__Work to complete__: Only the lines with "data" in the entries below belong in the answer; please copy them.

__Records for processing__:
========================

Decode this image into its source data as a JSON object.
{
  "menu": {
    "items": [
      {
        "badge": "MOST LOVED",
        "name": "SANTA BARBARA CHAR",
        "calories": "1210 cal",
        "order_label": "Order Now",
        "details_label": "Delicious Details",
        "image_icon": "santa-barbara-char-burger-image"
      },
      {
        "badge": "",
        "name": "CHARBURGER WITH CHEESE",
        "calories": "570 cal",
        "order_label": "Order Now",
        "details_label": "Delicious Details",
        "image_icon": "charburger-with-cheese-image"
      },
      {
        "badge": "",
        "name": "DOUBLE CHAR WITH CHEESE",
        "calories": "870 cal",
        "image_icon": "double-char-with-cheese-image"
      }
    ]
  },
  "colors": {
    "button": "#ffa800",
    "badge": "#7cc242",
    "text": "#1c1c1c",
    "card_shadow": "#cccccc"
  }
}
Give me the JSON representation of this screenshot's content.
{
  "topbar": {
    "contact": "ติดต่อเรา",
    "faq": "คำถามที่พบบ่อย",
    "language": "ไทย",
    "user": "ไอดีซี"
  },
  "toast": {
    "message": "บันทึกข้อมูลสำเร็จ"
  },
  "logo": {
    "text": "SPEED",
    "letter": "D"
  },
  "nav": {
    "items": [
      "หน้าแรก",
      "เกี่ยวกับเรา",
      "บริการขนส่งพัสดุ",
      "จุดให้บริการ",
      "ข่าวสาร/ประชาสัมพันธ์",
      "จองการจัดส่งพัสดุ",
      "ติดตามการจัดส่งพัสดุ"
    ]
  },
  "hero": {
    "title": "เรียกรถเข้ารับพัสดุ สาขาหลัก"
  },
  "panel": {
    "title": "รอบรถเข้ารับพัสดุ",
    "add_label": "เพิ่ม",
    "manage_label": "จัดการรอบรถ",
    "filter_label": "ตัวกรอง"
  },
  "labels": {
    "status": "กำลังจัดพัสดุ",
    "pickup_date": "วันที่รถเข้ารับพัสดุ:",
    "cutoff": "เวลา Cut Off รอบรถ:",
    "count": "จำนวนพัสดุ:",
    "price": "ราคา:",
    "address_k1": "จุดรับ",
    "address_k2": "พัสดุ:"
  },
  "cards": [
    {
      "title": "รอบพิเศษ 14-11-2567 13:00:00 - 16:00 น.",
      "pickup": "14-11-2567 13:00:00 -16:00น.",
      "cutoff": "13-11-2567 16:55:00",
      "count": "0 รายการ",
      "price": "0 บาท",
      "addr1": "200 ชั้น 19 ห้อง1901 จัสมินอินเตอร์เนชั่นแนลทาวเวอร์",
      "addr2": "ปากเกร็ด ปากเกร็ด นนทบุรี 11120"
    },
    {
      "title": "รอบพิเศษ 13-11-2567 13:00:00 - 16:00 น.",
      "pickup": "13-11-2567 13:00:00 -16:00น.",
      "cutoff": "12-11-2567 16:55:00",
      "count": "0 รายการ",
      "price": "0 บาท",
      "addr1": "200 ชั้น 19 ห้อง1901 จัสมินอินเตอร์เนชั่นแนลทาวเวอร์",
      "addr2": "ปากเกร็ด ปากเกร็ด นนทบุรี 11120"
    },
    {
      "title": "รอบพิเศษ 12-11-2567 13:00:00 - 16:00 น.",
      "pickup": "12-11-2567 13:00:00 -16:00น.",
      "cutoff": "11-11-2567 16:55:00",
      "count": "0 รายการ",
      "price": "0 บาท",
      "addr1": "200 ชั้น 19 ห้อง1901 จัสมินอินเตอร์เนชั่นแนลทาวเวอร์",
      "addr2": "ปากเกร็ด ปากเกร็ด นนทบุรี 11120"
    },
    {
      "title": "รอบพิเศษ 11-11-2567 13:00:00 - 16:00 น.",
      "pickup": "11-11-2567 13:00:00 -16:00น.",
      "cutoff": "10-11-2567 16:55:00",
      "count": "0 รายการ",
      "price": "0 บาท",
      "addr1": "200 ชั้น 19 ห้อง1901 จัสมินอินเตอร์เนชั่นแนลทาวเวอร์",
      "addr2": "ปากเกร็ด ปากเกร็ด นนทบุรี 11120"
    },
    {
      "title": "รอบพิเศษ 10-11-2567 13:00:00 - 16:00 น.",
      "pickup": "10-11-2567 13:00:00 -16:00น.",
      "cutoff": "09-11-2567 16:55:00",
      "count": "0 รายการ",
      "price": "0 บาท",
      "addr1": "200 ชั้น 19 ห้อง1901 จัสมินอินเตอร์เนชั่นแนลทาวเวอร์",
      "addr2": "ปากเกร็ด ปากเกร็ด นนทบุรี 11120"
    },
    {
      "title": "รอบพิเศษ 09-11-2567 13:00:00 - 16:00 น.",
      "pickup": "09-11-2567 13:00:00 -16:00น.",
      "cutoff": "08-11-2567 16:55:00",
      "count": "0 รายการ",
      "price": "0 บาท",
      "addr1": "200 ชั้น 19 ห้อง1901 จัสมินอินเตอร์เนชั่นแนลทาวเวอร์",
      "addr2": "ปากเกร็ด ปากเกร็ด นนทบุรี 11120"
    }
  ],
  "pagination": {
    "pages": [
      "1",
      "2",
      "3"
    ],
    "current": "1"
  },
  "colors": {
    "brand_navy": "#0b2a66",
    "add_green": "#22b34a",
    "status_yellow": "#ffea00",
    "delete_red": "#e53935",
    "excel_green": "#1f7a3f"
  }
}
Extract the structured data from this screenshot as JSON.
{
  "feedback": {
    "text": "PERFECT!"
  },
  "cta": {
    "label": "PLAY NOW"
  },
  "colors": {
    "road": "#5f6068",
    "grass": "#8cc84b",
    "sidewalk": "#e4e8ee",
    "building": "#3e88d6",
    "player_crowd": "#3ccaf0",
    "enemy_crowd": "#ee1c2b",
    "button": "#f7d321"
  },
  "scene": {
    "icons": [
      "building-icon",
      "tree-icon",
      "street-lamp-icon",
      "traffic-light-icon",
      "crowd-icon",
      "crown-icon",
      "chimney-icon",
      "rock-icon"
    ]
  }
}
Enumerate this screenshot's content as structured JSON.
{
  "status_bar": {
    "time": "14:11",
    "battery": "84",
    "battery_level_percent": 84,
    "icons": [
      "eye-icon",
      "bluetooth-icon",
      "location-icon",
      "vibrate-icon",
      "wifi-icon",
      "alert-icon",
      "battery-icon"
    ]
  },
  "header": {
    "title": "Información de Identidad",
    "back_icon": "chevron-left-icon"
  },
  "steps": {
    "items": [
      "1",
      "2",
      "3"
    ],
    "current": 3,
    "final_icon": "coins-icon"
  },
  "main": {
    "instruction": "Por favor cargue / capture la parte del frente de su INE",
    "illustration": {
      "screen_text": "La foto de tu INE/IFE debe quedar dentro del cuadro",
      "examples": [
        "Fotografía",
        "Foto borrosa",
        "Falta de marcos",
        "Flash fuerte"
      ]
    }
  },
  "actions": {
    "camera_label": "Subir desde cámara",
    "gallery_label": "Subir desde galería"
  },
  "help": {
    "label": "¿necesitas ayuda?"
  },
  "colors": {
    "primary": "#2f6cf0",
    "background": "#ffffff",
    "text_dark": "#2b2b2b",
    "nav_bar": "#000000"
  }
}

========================

__Solved exercise__:
Decode this image into its source data as a JSON object.
Extract the structured data from this screenshot as JSON.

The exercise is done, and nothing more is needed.